This right here is a MUST read!
Tomorrow GQ will release it’s full-length interview with Philadelphia Eagles quarterback Michael Vick. There are undoubtedly some parts of the interview that
white folks some folks will take out of context and run with as if MV7 was the devil incarnate. So before “they” can start with the bullisht we decided to post some snippets from the interview and help provide some clarity.
Vick speaks on the difference between his public treatment and media treatment:
“They are writing as if everyone feels that way and has the same opinions they do. But when I go out in public, it’s all positive, so that’s obviously not true.” The media, Vick implies, still act as though he used to sneak into suburban yards, steal golden retrievers, and set them on fire. As if he were a lone actor, a single rampaging menace, a canine serial killer with no context, motivation, or backstory. As if he is the only person in America associated with dogfighting.
Whether white people understand traditions in black culture:
“Yeah, you got the family dog and the white picket fence, and you just think that’s all there is. Some of us had to grow up in poverty-stricken urban neighborhoods, and we just had to adapt to our environment. I know that it’s wrong. But people act like it’s some crazy thing they never heard of. They don’t know.”
I ask Vick if he feels that white people simply don’t understand that aspect of black culture. “I think that’s accurate,” he says. “I mean, I was just one of the ones who got exposed, and because of the position I was in, where I was in my life, it went mainstream. A lot of people got out of it after my situation, not because I went to prison but because it was sad for them to see me go through something that was so pointless, that could have been avoided.”
On missing owning a pet dog:
“But it’s not fair. It’s not fair to the animal. I know what to do now. I am strong as an individual, and I can handle anything.”
“I miss dogs, man,” he says. “I always had a family pet, always had a dog growing up. It was almost equivalent to the prison sentence, having something taken away from me for three years. I want a dog just for the sake of my kids, but also me. I miss my companions.”
On not wanting to play for the Eagles:
“I think I can say this now, because it’s not going to hurt anybody’s feelings, and it’s the truth… I didn’t want to come to Philadelphia. Being the third-team quarterback is nothing to smile about. Cincinnati and Buffalo were better options.”

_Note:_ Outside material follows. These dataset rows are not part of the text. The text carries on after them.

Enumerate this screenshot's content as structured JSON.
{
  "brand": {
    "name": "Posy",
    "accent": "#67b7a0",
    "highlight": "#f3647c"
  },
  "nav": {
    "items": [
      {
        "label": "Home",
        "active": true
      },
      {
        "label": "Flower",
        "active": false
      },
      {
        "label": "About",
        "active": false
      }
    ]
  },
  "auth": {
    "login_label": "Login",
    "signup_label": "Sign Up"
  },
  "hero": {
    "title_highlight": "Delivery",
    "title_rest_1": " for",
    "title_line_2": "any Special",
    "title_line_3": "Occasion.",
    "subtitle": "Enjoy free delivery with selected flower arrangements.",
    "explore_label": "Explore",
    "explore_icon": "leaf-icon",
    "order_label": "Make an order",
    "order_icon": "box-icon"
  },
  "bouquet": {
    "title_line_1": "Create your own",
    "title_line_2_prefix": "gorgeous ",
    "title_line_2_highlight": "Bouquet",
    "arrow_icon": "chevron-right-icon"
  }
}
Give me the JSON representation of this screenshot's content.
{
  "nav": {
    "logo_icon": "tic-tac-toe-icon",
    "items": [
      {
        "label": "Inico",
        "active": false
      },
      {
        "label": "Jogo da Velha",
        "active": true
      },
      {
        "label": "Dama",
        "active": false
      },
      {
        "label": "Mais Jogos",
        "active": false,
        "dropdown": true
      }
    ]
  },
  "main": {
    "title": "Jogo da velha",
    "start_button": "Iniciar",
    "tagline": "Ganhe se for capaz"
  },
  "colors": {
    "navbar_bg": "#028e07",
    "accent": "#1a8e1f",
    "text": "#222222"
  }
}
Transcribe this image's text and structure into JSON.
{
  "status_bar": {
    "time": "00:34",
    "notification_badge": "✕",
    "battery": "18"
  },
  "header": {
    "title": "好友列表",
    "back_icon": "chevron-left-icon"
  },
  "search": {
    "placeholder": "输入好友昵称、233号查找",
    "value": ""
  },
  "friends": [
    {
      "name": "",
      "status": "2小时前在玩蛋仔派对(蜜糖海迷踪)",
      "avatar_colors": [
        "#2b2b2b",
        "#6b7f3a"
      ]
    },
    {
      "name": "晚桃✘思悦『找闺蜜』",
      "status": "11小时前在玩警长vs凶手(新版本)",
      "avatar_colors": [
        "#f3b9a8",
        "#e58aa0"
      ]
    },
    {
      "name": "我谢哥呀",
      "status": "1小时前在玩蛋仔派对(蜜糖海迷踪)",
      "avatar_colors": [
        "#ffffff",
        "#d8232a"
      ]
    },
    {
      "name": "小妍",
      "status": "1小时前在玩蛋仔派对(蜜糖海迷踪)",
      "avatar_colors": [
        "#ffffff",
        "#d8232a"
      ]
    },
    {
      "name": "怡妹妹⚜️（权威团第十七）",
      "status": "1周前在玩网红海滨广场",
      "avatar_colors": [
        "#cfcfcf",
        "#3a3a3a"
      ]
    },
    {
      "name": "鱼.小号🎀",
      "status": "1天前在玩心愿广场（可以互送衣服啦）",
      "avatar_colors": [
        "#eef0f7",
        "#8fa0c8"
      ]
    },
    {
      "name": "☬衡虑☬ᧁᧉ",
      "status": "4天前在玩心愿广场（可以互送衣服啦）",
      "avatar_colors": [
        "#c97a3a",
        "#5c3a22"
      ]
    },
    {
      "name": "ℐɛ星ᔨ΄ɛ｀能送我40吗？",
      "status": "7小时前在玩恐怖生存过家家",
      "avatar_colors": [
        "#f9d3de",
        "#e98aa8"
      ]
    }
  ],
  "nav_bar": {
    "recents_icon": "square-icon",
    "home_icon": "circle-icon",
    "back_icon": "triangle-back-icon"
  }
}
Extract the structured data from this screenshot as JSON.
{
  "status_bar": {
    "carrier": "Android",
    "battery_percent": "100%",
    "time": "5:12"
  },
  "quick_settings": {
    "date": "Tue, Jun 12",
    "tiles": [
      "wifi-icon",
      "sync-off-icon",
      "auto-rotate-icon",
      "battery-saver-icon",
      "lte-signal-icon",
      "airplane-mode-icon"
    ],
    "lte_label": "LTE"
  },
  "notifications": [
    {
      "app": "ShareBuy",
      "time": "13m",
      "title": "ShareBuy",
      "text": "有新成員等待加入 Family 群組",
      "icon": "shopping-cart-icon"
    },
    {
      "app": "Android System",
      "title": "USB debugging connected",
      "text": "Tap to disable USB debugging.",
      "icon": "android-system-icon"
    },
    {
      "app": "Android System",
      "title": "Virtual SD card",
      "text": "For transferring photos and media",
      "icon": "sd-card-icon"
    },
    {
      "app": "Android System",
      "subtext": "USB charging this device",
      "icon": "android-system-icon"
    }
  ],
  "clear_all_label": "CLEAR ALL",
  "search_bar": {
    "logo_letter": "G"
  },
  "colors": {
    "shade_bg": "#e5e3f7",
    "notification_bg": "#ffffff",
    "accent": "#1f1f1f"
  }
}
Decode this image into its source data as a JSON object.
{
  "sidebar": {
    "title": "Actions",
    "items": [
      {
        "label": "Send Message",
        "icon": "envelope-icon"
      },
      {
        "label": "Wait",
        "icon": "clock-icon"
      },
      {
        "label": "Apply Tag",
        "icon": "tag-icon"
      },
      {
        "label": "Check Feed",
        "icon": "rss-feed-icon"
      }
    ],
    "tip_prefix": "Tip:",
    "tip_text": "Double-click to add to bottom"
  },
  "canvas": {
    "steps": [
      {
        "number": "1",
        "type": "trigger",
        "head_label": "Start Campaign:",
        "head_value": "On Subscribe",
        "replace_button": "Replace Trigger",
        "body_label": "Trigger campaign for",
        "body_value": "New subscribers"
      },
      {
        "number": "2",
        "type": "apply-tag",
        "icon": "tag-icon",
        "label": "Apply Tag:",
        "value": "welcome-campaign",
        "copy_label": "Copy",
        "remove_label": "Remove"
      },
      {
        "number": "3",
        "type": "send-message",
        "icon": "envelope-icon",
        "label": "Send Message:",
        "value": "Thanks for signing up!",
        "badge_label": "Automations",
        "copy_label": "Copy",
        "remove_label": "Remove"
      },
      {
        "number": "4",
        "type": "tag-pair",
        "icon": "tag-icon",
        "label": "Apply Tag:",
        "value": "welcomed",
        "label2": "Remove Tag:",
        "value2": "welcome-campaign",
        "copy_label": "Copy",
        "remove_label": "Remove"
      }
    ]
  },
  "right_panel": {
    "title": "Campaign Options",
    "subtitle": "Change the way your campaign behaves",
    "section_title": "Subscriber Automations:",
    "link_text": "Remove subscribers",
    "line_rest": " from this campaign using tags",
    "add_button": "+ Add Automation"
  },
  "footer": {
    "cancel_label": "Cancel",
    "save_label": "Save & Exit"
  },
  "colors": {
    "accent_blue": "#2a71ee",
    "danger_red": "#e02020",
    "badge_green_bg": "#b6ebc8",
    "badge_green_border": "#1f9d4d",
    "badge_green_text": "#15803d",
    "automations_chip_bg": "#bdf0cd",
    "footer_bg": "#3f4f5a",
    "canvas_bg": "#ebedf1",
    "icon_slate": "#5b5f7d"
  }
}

Those two teams wanted him and would’ve allowed him to start, but after meeting with commissioner Roger Goodell and other reps from the NFL, Vick was convinced—and granted league approval—to sign with Philly. “And I commend and thank them, because they put me in the right situation.”
Give Michael Vick his free!